Provided records START
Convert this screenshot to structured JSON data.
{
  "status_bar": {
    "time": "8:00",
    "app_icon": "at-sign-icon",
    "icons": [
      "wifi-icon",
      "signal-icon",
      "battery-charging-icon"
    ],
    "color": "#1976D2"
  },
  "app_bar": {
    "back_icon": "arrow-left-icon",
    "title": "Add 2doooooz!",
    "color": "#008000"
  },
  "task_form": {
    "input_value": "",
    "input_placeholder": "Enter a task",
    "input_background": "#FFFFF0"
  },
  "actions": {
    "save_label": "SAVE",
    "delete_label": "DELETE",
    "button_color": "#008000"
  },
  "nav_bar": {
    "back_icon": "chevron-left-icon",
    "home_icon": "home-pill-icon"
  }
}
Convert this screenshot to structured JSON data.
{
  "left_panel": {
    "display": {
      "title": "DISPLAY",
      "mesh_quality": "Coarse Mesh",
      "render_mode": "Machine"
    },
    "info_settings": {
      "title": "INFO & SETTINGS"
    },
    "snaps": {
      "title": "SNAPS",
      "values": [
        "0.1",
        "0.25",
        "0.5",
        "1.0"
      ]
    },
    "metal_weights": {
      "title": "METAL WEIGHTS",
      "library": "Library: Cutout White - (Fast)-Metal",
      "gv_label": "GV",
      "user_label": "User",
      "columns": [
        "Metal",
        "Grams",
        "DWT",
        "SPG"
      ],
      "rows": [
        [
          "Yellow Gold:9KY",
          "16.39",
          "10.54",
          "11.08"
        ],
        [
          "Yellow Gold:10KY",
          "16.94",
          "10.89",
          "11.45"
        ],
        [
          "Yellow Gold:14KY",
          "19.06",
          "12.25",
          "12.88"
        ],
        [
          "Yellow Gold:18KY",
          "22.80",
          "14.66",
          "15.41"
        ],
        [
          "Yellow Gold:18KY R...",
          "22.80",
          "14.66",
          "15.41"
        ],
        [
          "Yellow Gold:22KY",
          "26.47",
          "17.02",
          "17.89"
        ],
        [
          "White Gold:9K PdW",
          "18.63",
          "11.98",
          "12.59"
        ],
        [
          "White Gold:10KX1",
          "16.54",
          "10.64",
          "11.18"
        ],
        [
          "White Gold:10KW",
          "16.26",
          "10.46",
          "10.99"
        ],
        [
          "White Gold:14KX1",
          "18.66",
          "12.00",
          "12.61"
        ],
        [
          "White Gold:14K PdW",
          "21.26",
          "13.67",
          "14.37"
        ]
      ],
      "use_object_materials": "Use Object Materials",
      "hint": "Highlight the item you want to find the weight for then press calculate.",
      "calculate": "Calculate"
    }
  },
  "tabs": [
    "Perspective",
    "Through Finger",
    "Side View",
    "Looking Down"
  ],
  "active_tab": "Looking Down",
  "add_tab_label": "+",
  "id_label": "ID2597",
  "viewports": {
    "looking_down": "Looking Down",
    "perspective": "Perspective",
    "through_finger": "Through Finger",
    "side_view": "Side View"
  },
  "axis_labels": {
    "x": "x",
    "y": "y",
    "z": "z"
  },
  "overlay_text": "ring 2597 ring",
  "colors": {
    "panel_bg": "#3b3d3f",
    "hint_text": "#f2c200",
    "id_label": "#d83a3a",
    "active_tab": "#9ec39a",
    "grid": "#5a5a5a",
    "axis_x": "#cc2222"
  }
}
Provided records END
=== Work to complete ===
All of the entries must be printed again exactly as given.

=== The answer ===
Convert this screenshot to structured JSON data.
{
  "status_bar": {
    "time": "8:00",
    "app_icon": "at-sign-icon",
    "icons": [
      "wifi-icon",
      "signal-icon",
      "battery-charging-icon"
    ],
    "color": "#1976D2"
  },
  "app_bar": {
    "back_icon": "arrow-left-icon",
    "title": "Add 2doooooz!",
    "color": "#008000"
  },
  "task_form": {
    "input_value": "",
    "input_placeholder": "Enter a task",
    "input_background": "#FFFFF0"
  },
  "actions": {
    "save_label": "SAVE",
    "delete_label": "DELETE",
    "button_color": "#008000"
  },
  "nav_bar": {
    "back_icon": "chevron-left-icon",
    "home_icon": "home-pill-icon"
  }
}
Convert this screenshot to structured JSON data.
{
  "left_panel": {
    "display": {
      "title": "DISPLAY",
      "mesh_quality": "Coarse Mesh",
      "render_mode": "Machine"
    },
    "info_settings": {
      "title": "INFO & SETTINGS"
    },
    "snaps": {
      "title": "SNAPS",
      "values": [
        "0.1",
        "0.25",
        "0.5",
        "1.0"
      ]
    },
    "metal_weights": {
      "title": "METAL WEIGHTS",
      "library": "Library: Cutout White - (Fast)-Metal",
      "gv_label": "GV",
      "user_label": "User",
      "columns": [
        "Metal",
        "Grams",
        "DWT",
        "SPG"
      ],
      "rows": [
        [
          "Yellow Gold:9KY",
          "16.39",
          "10.54",
          "11.08"
        ],
        [
          "Yellow Gold:10KY",
          "16.94",
          "10.89",
          "11.45"
        ],
        [
          "Yellow Gold:14KY",
          "19.06",
          "12.25",
          "12.88"
        ],
        [
          "Yellow Gold:18KY",
          "22.80",
          "14.66",
          "15.41"
        ],
        [
          "Yellow Gold:18KY R...",
          "22.80",
          "14.66",
          "15.41"
        ],
        [
          "Yellow Gold:22KY",
          "26.47",
          "17.02",
          "17.89"
        ],
        [
          "White Gold:9K PdW",
          "18.63",
          "11.98",
          "12.59"
        ],
        [
          "White Gold:10KX1",
          "16.54",
          "10.64",
          "11.18"
        ],
        [
          "White Gold:10KW",
          "16.26",
          "10.46",
          "10.99"
        ],
        [
          "White Gold:14KX1",
          "18.66",
          "12.00",
          "12.61"
        ],
        [
          "White Gold:14K PdW",
          "21.26",
          "13.67",
          "14.37"
        ]
      ],
      "use_object_materials": "Use Object Materials",
      "hint": "Highlight the item you want to find the weight for then press calculate.",
      "calculate": "Calculate"
    }
  },
  "tabs": [
    "Perspective",
    "Through Finger",
    "Side View",
    "Looking Down"
  ],
  "active_tab": "Looking Down",
  "add_tab_label": "+",
  "id_label": "ID2597",
  "viewports": {
    "looking_down": "Looking Down",
    "perspective": "Perspective",
    "through_finger": "Through Finger",
    "side_view": "Side View"
  },
  "axis_labels": {
    "x": "x",
    "y": "y",
    "z": "z"
  },
  "overlay_text": "ring 2597 ring",
  "colors": {
    "panel_bg": "#3b3d3f",
    "hint_text": "#f2c200",
    "id_label": "#d83a3a",
    "active_tab": "#9ec39a",
    "grid": "#5a5a5a",
    "axis_x": "#cc2222"
  }
}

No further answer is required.